▶ **Required work**
A word-for-word copy of the lines from the one holding "Serialize everything readable" through the final line of the records below is the only output asked for.

======== Data section ========

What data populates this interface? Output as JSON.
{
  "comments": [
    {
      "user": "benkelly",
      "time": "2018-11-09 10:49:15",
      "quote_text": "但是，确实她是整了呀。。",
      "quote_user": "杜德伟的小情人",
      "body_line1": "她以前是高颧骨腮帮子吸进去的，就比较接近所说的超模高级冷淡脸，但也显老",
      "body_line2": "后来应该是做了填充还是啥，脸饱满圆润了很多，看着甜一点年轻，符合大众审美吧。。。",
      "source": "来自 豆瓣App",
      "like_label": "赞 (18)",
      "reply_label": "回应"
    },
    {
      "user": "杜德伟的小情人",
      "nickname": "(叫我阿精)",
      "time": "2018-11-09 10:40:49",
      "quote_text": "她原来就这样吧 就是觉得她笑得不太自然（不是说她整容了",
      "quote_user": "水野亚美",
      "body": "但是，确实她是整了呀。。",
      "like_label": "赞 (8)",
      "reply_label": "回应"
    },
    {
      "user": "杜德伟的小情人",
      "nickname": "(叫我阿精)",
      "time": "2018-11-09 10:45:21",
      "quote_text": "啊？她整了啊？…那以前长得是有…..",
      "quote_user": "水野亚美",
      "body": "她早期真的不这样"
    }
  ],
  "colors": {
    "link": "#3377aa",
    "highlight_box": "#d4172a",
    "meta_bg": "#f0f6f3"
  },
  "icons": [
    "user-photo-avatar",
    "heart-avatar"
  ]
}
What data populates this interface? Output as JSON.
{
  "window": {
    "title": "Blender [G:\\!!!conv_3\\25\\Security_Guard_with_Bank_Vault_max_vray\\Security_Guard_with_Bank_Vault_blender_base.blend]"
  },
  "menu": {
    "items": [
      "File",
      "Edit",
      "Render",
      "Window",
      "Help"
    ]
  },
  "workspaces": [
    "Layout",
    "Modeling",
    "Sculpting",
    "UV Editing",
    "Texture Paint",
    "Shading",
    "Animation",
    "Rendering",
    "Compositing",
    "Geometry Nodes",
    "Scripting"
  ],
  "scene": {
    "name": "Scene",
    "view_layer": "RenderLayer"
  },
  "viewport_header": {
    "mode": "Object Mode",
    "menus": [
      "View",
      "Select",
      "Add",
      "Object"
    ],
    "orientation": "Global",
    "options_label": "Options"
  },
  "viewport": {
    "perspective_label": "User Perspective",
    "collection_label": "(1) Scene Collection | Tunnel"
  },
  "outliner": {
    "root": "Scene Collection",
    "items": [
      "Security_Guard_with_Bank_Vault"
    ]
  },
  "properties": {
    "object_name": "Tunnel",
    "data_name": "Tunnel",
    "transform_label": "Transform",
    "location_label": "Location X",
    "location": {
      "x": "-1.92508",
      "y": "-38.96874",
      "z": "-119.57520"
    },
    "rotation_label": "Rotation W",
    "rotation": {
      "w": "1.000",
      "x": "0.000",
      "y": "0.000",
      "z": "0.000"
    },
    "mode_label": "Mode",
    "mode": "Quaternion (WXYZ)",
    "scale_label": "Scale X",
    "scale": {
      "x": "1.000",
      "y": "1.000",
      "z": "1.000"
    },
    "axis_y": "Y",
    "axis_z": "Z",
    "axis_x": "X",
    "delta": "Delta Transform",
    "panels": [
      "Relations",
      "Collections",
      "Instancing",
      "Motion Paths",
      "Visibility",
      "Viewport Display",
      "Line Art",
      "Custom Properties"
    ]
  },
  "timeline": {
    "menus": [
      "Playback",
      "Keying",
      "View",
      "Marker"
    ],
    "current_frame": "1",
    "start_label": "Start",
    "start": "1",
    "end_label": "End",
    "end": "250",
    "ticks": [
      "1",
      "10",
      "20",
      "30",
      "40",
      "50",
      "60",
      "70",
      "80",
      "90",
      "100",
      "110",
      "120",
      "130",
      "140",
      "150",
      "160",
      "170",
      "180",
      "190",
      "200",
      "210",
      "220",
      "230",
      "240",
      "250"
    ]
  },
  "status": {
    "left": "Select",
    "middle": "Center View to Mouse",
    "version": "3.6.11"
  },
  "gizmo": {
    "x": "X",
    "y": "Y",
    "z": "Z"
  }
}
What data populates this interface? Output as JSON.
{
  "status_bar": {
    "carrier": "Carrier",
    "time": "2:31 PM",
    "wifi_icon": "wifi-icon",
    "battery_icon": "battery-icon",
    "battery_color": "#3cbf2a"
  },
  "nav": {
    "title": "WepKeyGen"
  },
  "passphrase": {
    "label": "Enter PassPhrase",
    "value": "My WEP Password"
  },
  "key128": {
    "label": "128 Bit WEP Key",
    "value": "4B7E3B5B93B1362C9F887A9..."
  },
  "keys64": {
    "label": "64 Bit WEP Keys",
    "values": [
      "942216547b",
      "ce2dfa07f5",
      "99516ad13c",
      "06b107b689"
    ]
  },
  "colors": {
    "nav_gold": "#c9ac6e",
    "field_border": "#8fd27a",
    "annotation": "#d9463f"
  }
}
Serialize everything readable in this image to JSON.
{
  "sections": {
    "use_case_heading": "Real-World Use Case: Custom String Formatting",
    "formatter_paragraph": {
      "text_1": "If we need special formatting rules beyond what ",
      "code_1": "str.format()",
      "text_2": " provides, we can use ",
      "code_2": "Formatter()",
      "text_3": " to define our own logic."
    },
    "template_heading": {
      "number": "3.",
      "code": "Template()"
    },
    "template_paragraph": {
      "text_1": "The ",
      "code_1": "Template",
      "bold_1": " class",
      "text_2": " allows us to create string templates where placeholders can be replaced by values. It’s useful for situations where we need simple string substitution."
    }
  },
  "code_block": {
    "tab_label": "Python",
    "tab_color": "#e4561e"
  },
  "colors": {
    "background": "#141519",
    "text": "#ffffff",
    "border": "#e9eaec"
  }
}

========

▶ **Exercise solution**
Serialize everything readable in this image to JSON.
{
  "sections": {
    "use_case_heading": "Real-World Use Case: Custom String Formatting",
    "formatter_paragraph": {
      "text_1": "If we need special formatting rules beyond what ",
      "code_1": "str.format()",
      "text_2": " provides, we can use ",
      "code_2": "Formatter()",
      "text_3": " to define our own logic."
    },
    "template_heading": {
      "number": "3.",
      "code": "Template()"
    },
    "template_paragraph": {
      "text_1": "The ",
      "code_1": "Template",
      "bold_1": " class",
      "text_2": " allows us to create string templates where placeholders can be replaced by values. It’s useful for situations where we need simple string substitution."
    }
  },
  "code_block": {
    "tab_label": "Python",
    "tab_color": "#e4561e"
  },
  "colors": {
    "background": "#141519",
    "text": "#ffffff",
    "border": "#e9eaec"
  }
}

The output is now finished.